STORED DATA Start Marker

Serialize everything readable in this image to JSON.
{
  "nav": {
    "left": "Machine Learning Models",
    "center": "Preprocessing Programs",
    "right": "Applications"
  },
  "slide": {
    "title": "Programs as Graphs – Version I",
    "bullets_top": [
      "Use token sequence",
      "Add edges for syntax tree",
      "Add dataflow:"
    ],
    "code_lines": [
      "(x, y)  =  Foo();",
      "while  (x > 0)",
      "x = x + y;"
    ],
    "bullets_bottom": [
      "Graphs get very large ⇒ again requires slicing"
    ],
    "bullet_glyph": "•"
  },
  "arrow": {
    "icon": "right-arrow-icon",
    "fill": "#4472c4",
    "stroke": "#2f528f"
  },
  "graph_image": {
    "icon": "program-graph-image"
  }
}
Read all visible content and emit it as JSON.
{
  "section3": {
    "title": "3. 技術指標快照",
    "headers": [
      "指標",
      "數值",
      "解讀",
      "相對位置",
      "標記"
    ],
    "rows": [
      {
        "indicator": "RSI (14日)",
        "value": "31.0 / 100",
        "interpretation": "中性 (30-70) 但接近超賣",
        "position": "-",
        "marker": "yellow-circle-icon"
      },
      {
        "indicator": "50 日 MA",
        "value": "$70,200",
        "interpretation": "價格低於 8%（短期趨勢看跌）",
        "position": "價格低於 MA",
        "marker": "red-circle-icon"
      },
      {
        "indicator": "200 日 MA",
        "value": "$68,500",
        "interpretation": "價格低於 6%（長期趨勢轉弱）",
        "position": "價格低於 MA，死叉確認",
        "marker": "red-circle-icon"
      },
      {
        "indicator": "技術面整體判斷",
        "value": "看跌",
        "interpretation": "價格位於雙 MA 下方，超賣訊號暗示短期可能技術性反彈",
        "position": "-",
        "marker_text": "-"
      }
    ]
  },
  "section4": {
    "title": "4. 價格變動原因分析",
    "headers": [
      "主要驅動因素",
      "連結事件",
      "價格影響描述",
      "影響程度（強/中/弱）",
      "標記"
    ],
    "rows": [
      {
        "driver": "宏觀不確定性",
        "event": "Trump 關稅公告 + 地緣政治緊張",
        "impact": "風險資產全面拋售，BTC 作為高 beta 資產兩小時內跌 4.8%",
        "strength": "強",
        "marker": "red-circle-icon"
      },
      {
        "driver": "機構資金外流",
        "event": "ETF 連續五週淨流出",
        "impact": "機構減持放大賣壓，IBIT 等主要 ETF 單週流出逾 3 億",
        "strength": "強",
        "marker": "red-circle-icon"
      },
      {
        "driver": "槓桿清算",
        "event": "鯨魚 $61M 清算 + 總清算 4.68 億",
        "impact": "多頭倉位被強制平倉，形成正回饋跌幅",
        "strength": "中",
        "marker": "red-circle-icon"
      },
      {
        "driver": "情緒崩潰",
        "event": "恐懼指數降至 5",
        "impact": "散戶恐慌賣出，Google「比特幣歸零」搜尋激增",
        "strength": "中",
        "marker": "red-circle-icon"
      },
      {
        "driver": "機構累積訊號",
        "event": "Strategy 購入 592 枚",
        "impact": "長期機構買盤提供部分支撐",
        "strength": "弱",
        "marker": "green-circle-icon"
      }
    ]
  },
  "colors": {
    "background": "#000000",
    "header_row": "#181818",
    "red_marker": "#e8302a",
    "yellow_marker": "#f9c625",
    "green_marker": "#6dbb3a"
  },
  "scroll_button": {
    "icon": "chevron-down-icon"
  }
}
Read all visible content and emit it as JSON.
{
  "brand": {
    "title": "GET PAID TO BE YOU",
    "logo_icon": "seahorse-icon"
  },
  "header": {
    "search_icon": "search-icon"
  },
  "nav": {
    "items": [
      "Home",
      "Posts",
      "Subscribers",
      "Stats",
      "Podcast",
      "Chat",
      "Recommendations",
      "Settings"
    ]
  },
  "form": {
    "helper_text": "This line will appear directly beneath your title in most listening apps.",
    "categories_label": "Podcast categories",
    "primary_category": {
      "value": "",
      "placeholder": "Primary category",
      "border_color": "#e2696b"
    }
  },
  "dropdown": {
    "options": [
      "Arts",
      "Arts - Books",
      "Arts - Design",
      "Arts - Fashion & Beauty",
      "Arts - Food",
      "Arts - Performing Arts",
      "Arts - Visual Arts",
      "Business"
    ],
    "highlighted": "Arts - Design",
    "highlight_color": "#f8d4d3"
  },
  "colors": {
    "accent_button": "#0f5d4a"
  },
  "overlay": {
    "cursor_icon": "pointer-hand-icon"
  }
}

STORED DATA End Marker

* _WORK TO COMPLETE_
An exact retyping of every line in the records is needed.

* _REPLY TO THE EXERCISE_
Serialize everything readable in this image to JSON.
{
  "nav": {
    "left": "Machine Learning Models",
    "center": "Preprocessing Programs",
    "right": "Applications"
  },
  "slide": {
    "title": "Programs as Graphs – Version I",
    "bullets_top": [
      "Use token sequence",
      "Add edges for syntax tree",
      "Add dataflow:"
    ],
    "code_lines": [
      "(x, y)  =  Foo();",
      "while  (x > 0)",
      "x = x + y;"
    ],
    "bullets_bottom": [
      "Graphs get very large ⇒ again requires slicing"
    ],
    "bullet_glyph": "•"
  },
  "arrow": {
    "icon": "right-arrow-icon",
    "fill": "#4472c4",
    "stroke": "#2f528f"
  },
  "graph_image": {
    "icon": "program-graph-image"
  }
}
Read all visible content and emit it as JSON.
{
  "section3": {
    "title": "3. 技術指標快照",
    "headers": [
      "指標",
      "數值",
      "解讀",
      "相對位置",
      "標記"
    ],
    "rows": [
      {
        "indicator": "RSI (14日)",
        "value": "31.0 / 100",
        "interpretation": "中性 (30-70) 但接近超賣",
        "position": "-",
        "marker": "yellow-circle-icon"
      },
      {
        "indicator": "50 日 MA",
        "value": "$70,200",
        "interpretation": "價格低於 8%（短期趨勢看跌）",
        "position": "價格低於 MA",
        "marker": "red-circle-icon"
      },
      {
        "indicator": "200 日 MA",
        "value": "$68,500",
        "interpretation": "價格低於 6%（長期趨勢轉弱）",
        "position": "價格低於 MA，死叉確認",
        "marker": "red-circle-icon"
      },
      {
        "indicator": "技術面整體判斷",
        "value": "看跌",
        "interpretation": "價格位於雙 MA 下方，超賣訊號暗示短期可能技術性反彈",
        "position": "-",
        "marker_text": "-"
      }
    ]
  },
  "section4": {
    "title": "4. 價格變動原因分析",
    "headers": [
      "主要驅動因素",
      "連結事件",
      "價格影響描述",
      "影響程度（強/中/弱）",
      "標記"
    ],
    "rows": [
      {
        "driver": "宏觀不確定性",
        "event": "Trump 關稅公告 + 地緣政治緊張",
        "impact": "風險資產全面拋售，BTC 作為高 beta 資產兩小時內跌 4.8%",
        "strength": "強",
        "marker": "red-circle-icon"
      },
      {
        "driver": "機構資金外流",
        "event": "ETF 連續五週淨流出",
        "impact": "機構減持放大賣壓，IBIT 等主要 ETF 單週流出逾 3 億",
        "strength": "強",
        "marker": "red-circle-icon"
      },
      {
        "driver": "槓桿清算",
        "event": "鯨魚 $61M 清算 + 總清算 4.68 億",
        "impact": "多頭倉位被強制平倉，形成正回饋跌幅",
        "strength": "中",
        "marker": "red-circle-icon"
      },
      {
        "driver": "情緒崩潰",
        "event": "恐懼指數降至 5",
        "impact": "散戶恐慌賣出，Google「比特幣歸零」搜尋激增",
        "strength": "中",
        "marker": "red-circle-icon"
      },
      {
        "driver": "機構累積訊號",
        "event": "Strategy 購入 592 枚",
        "impact": "長期機構買盤提供部分支撐",
        "strength": "弱",
        "marker": "green-circle-icon"
      }
    ]
  },
  "colors": {
    "background": "#000000",
    "header_row": "#181818",
    "red_marker": "#e8302a",
    "yellow_marker": "#f9c625",
    "green_marker": "#6dbb3a"
  },
  "scroll_button": {
    "icon": "chevron-down-icon"
  }
}
Read all visible content and emit it as JSON.
{
  "brand": {
    "title": "GET PAID TO BE YOU",
    "logo_icon": "seahorse-icon"
  },
  "header": {
    "search_icon": "search-icon"
  },
  "nav": {
    "items": [
      "Home",
      "Posts",
      "Subscribers",
      "Stats",
      "Podcast",
      "Chat",
      "Recommendations",
      "Settings"
    ]
  },
  "form": {
    "helper_text": "This line will appear directly beneath your title in most listening apps.",
    "categories_label": "Podcast categories",
    "primary_category": {
      "value": "",
      "placeholder": "Primary category",
      "border_color": "#e2696b"
    }
  },
  "dropdown": {
    "options": [
      "Arts",
      "Arts - Books",
      "Arts - Design",
      "Arts - Fashion & Beauty",
      "Arts - Food",
      "Arts - Performing Arts",
      "Arts - Visual Arts",
      "Business"
    ],
    "highlighted": "Arts - Design",
    "highlight_color": "#f8d4d3"
  },
  "colors": {
    "accent_button": "#0f5d4a"
  },
  "overlay": {
    "cursor_icon": "pointer-hand-icon"
  }
}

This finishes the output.